> Problem
State only the number of lines below where the word "icon" is found.

[Stored records]
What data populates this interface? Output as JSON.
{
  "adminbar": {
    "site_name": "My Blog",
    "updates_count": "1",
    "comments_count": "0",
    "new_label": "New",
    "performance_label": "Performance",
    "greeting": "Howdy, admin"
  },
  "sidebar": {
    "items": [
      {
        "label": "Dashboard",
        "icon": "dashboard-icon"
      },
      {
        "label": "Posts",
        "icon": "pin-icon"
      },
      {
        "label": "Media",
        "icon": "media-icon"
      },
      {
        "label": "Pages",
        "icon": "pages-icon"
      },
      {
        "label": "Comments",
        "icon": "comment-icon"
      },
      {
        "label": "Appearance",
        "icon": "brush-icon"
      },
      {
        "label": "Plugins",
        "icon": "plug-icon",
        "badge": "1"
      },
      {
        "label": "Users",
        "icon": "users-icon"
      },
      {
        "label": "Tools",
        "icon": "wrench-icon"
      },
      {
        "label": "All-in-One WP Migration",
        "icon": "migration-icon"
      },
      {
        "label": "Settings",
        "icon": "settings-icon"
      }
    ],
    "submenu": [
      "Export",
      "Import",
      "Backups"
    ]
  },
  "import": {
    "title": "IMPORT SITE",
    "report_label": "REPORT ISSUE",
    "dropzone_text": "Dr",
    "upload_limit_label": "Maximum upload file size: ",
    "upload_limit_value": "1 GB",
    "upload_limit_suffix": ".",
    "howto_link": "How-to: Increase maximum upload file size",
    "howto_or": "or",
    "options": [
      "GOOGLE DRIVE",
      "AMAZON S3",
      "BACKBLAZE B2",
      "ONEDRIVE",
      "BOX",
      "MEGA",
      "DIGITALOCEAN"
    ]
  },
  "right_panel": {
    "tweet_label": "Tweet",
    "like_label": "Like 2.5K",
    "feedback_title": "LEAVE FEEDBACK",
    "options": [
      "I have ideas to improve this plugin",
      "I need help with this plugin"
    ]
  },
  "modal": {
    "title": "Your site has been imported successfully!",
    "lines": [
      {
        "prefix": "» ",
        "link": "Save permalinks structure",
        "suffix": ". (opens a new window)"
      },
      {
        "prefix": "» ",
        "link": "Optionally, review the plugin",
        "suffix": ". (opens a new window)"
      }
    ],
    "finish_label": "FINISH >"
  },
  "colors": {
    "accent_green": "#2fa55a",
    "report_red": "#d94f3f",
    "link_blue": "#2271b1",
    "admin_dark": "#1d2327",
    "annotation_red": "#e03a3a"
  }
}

> Finished exercise
11